WHAT YOU NEED TO DO
Pick out each line of the records in which the word "board" appears.

═══ DATASET RECORDS ═══

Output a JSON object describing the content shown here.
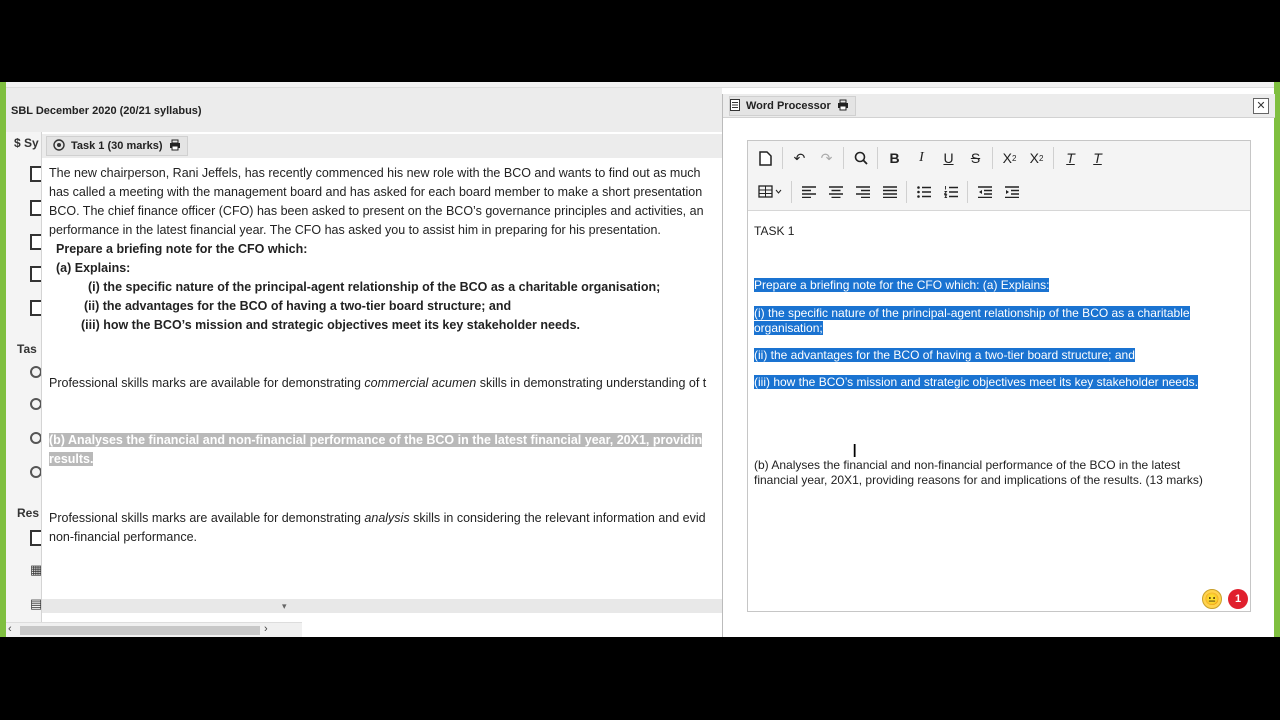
{
  "exam": {
    "title": "SBL December 2020 (20/21 syllabus)"
  },
  "sidebar": {
    "top_label": "$  Sy",
    "tasks_label": "Tas",
    "resources_label": "Res"
  },
  "task_panel": {
    "tab_label": "Task 1 (30 marks)",
    "intro_lines": [
      "The new chairperson, Rani Jeffels, has recently commenced his new role with the BCO and wants to find out as much",
      "has called a meeting with the management board and has asked for each board member to make a short presentation",
      "BCO. The chief finance officer (CFO) has been asked to present on the BCO’s governance principles and activities, an",
      "performance in the latest financial year. The CFO has asked you to assist him in preparing for his presentation."
    ],
    "prepare": "Prepare a briefing note for the CFO which:",
    "a_explains": "(a) Explains:",
    "item_i": "(i) the specific nature of the principal-agent relationship of the BCO as a charitable organisation;",
    "item_ii": "(ii) the advantages for the BCO of having a two-tier board structure; and",
    "item_iii": "(iii) how the BCO’s mission and strategic objectives meet its key stakeholder needs.",
    "ps1_before": "Professional skills marks are available for demonstrating ",
    "ps1_em": "commercial acumen",
    "ps1_after": " skills in demonstrating understanding of t",
    "b_line1": "(b) Analyses the financial and non-financial performance of the BCO in the latest financial year, 20X1, providin",
    "b_line2": "results.",
    "ps2_before": "Professional skills marks are available for demonstrating ",
    "ps2_em": "analysis",
    "ps2_after": " skills in considering the relevant information and evid",
    "ps2_line2": "non-financial performance."
  },
  "word_processor": {
    "title": "Word Processor",
    "close_icon": "close-icon",
    "toolbar_icons": [
      "new-document-icon",
      "undo-icon",
      "redo-icon",
      "find-icon",
      "bold-icon",
      "italic-icon",
      "underline-icon",
      "strikethrough-icon",
      "subscript-icon",
      "superscript-icon",
      "clear-format-icon",
      "remove-format-icon",
      "table-icon",
      "align-left-icon",
      "align-center-icon",
      "align-right-icon",
      "justify-icon",
      "bullet-list-icon",
      "numbered-list-icon",
      "outdent-icon",
      "indent-icon"
    ],
    "doc": {
      "heading": "TASK 1",
      "sel1": "Prepare a briefing note for the CFO which: (a) Explains:",
      "sel2a": "(i) the specific nature of the principal-agent relationship of the BCO as a charitable",
      "sel2b": "organisation;",
      "sel3": "(ii) the advantages for the BCO of having a two-tier board structure; and",
      "sel4": "(iii) how the BCO’s mission and strategic objectives meet its key stakeholder needs.",
      "b1": "(b) Analyses the financial and non-financial performance of the BCO in the latest",
      "b2": "financial year, 20X1, providing reasons for and implications of the results. (13 marks)"
    },
    "emoji": "😐",
    "notification_count": "1"
  },
  "colors": {
    "frame": "#7fbf3f",
    "selection": "#1a73d1",
    "badge": "#e0202e"
  }
}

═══

ANSWER SPACE
      "has called a meeting with the management board and has asked for each board member to make a short presentation",
    "item_ii": "(ii) the advantages for the BCO of having a two-tier board structure; and",
      "sel3": "(ii) the advantages for the BCO of having a two-tier board structure; and",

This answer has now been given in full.